Given entries below:

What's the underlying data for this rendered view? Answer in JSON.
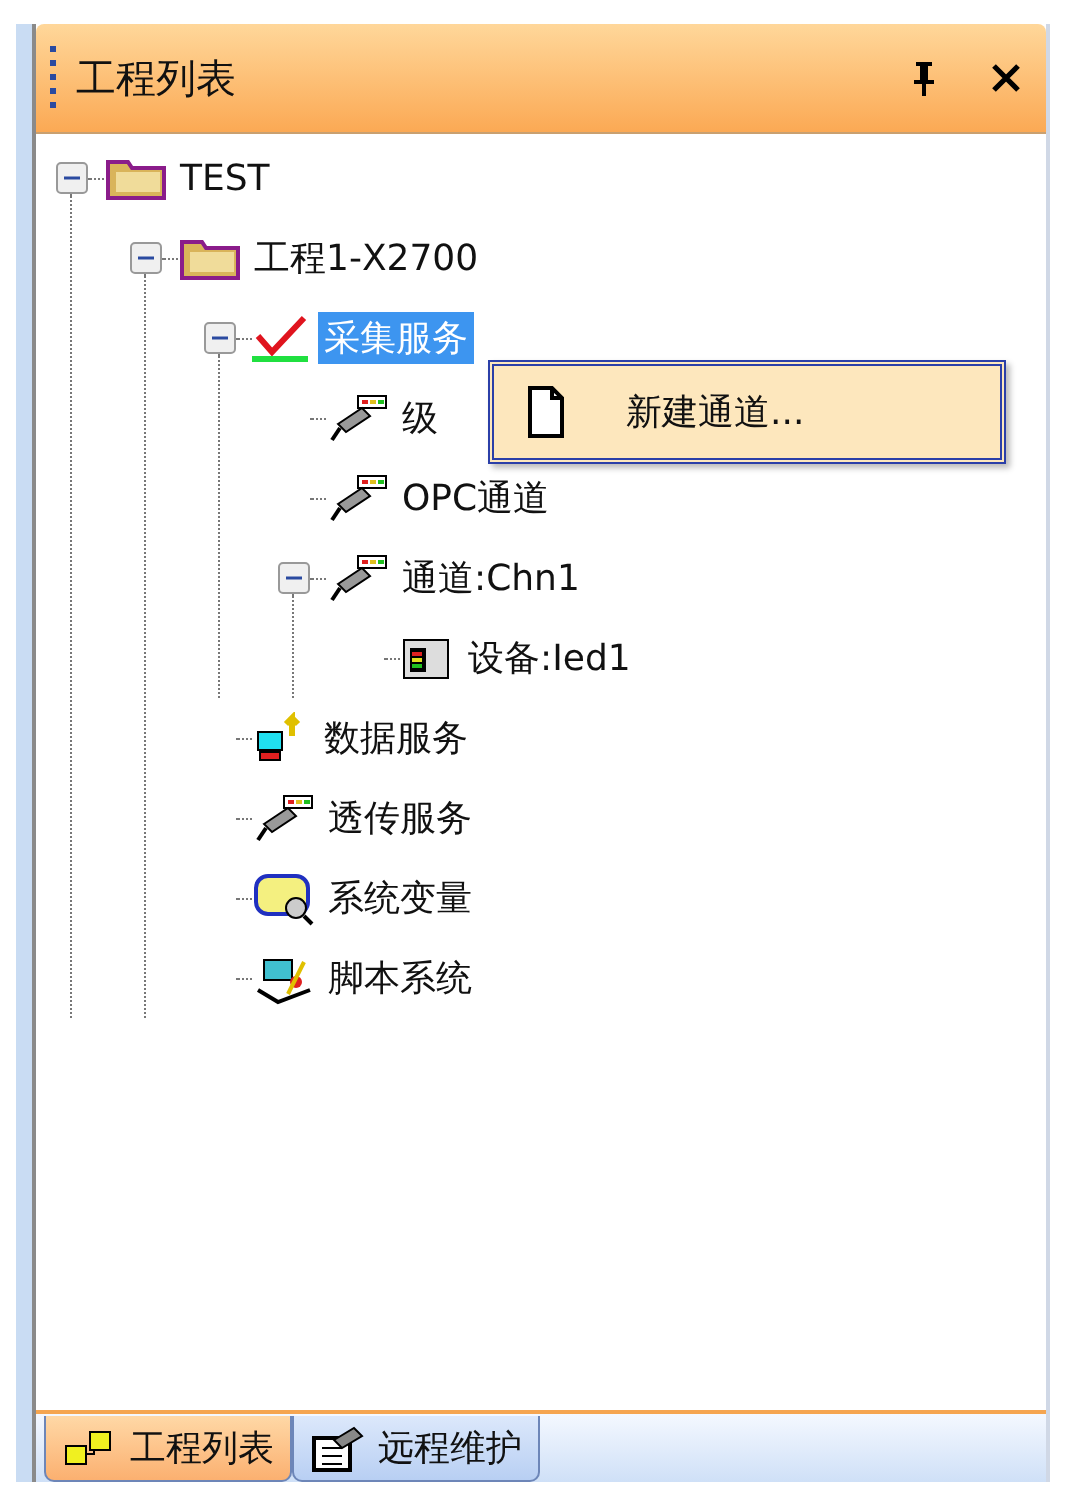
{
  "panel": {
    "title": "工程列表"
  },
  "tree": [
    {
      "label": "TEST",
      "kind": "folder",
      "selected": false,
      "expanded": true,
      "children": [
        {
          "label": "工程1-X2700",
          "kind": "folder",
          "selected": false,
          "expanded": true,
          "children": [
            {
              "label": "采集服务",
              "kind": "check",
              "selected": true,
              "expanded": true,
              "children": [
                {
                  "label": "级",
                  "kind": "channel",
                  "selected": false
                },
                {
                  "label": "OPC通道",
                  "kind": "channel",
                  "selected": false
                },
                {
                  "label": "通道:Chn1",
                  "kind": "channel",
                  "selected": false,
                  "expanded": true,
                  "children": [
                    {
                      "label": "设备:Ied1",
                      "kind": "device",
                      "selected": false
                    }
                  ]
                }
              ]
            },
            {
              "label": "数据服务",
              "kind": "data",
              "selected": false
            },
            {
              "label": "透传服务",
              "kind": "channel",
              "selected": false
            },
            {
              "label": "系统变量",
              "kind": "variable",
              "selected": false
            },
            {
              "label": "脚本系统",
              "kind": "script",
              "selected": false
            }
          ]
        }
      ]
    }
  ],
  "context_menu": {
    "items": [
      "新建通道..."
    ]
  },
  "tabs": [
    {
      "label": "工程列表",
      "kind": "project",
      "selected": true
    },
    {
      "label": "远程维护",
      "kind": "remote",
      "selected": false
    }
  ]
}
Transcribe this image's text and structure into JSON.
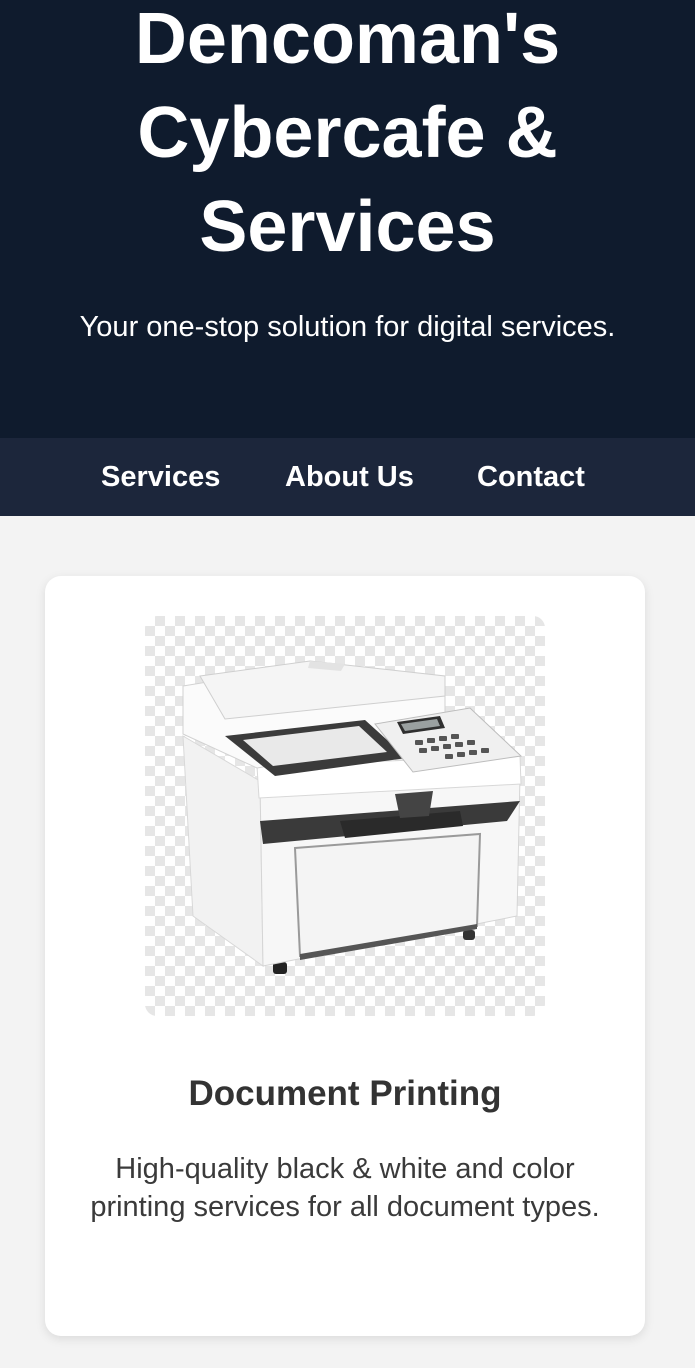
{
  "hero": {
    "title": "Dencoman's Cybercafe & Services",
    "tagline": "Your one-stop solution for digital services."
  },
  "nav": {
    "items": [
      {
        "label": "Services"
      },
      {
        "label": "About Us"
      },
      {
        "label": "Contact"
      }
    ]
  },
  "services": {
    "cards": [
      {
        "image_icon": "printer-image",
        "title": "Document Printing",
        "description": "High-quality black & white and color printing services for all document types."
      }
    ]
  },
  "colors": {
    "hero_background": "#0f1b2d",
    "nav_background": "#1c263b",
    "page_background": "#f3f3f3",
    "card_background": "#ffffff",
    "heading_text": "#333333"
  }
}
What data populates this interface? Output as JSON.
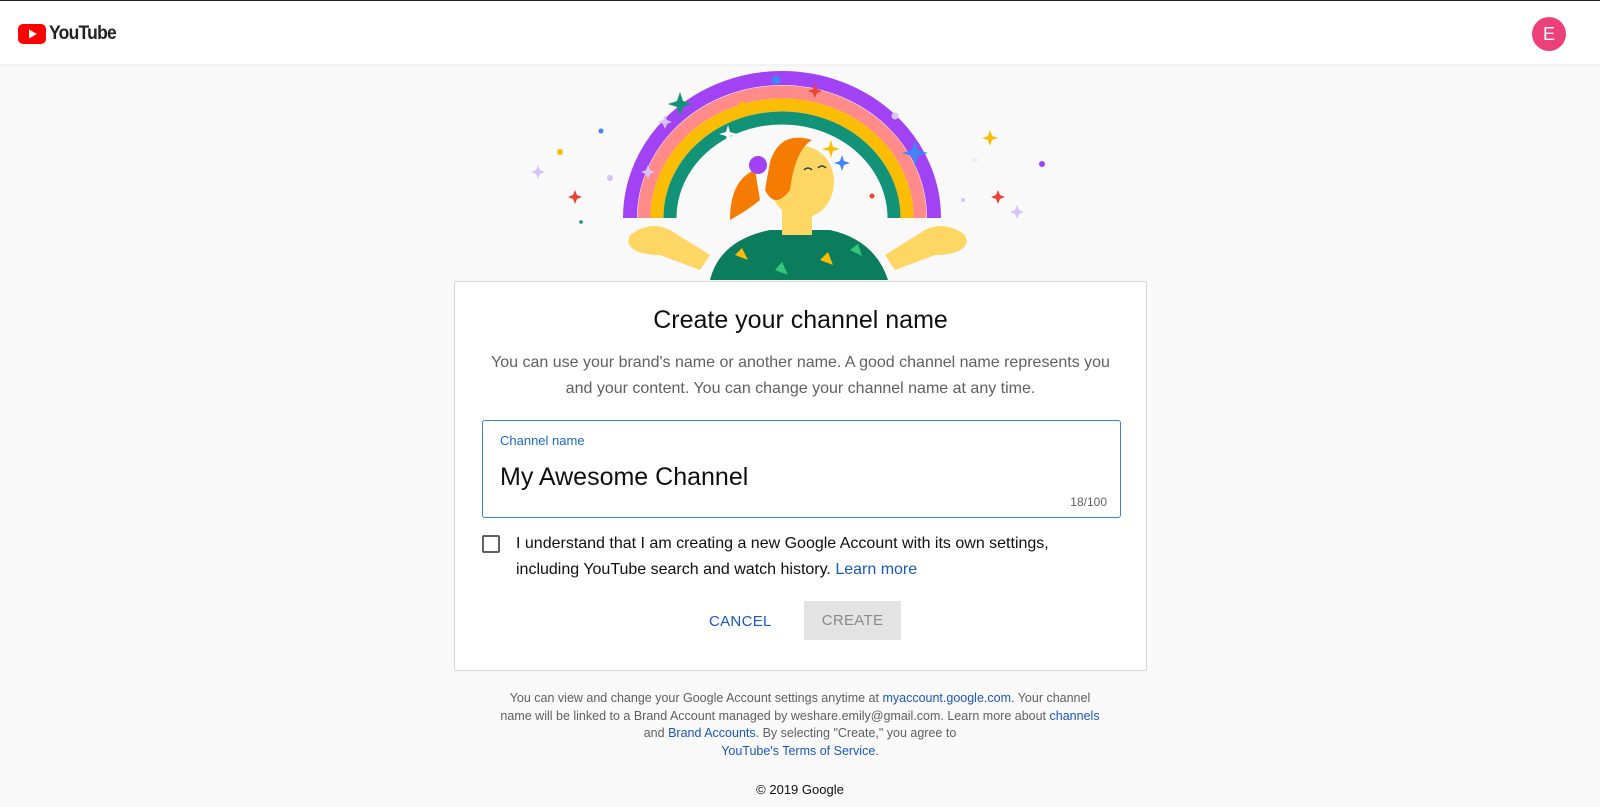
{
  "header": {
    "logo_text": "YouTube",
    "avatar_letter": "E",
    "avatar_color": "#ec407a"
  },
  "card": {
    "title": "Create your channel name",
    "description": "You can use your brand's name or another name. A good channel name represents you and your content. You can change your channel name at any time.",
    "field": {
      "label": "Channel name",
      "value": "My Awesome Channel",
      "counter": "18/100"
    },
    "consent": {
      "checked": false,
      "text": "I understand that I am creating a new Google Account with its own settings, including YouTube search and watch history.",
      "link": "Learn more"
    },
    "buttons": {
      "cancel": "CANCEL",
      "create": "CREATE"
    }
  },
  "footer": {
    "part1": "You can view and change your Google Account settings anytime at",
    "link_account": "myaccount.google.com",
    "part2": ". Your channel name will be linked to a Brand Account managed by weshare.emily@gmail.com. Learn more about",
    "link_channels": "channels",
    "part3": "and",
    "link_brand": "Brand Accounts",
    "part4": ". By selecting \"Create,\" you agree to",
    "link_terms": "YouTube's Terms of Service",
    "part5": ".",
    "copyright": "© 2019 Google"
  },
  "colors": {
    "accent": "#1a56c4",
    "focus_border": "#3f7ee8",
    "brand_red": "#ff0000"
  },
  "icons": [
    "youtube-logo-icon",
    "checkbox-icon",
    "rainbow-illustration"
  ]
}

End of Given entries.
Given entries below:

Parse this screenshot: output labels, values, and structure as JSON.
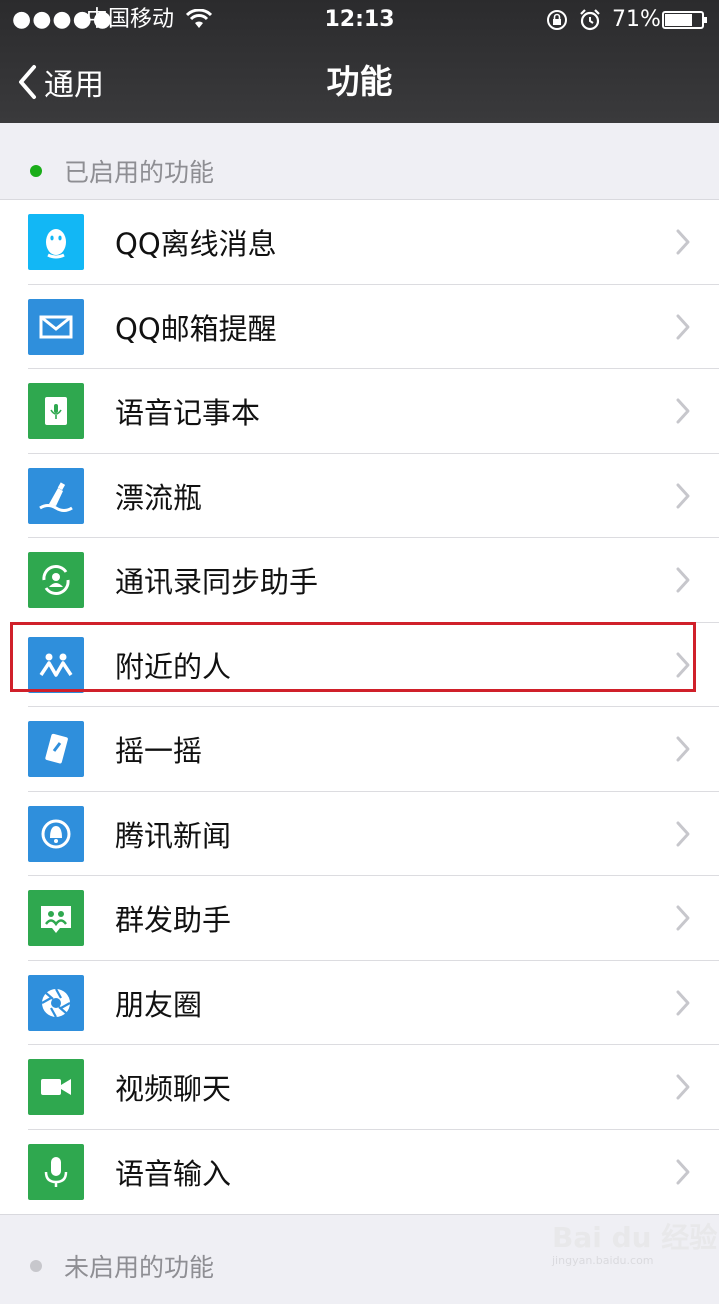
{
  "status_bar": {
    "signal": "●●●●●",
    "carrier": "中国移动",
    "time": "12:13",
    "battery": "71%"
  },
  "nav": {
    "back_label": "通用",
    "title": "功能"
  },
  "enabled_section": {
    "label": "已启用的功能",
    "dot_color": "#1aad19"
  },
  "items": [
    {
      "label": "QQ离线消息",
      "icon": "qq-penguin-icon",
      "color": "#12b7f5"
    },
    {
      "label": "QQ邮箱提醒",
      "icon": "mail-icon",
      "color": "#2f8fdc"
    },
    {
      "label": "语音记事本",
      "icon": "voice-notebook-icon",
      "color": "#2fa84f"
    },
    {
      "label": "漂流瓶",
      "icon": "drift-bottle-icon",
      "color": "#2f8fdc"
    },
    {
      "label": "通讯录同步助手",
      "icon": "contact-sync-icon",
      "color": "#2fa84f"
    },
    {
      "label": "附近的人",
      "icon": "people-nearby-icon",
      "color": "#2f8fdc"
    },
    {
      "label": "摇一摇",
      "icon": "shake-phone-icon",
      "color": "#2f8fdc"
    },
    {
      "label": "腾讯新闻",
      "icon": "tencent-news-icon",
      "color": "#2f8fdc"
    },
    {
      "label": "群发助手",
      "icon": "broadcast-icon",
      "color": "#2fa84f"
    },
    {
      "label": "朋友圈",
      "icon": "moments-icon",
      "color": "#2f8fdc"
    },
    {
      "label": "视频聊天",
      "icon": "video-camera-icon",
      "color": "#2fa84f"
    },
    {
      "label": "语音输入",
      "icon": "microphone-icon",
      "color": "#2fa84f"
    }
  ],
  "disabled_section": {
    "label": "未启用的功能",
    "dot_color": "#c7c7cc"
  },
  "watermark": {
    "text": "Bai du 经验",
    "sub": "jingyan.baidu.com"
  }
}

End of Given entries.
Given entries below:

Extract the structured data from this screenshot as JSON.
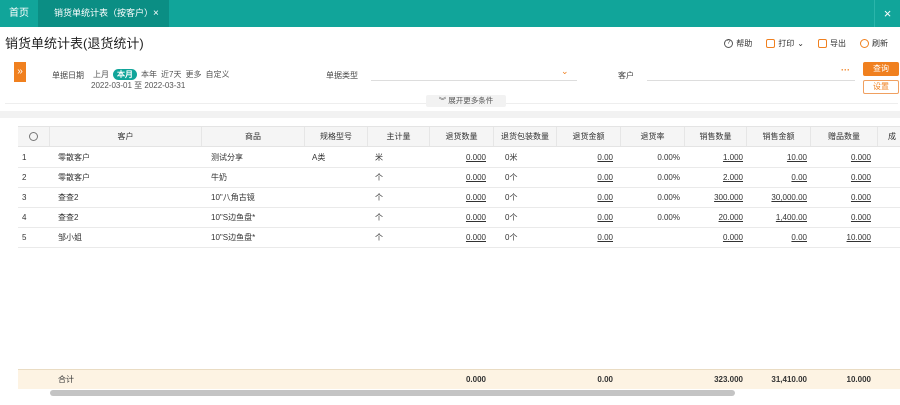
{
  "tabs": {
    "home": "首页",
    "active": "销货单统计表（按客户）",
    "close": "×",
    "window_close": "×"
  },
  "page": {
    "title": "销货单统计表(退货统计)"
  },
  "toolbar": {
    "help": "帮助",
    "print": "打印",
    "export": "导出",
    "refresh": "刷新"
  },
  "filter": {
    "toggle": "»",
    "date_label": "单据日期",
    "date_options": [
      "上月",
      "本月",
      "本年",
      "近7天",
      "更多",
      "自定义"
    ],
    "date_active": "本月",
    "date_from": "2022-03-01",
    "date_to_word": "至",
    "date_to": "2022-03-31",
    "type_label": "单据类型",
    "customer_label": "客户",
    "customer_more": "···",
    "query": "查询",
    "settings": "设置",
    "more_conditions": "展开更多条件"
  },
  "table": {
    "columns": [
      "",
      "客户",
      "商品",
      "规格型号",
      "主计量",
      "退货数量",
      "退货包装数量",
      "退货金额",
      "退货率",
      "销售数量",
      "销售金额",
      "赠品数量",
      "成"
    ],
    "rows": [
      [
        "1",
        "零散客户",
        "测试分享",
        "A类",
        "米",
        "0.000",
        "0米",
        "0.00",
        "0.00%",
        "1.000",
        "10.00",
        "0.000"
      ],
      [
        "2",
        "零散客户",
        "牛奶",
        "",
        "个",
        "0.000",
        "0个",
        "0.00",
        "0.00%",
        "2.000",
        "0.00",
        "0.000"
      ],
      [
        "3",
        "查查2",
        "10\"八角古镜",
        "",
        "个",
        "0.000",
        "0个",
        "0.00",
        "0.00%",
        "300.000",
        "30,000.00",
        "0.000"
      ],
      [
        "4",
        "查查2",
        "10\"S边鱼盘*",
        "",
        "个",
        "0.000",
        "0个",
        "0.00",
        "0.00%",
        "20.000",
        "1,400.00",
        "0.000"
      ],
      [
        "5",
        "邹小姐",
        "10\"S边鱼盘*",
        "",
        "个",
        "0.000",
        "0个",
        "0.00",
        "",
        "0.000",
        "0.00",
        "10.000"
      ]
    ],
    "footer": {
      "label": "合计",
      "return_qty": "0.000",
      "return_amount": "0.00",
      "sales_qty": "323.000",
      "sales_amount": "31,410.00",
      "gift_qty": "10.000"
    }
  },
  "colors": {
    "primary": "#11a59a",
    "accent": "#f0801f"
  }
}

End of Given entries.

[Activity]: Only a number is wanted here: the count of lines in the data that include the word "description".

[Answer for this exercise]: 2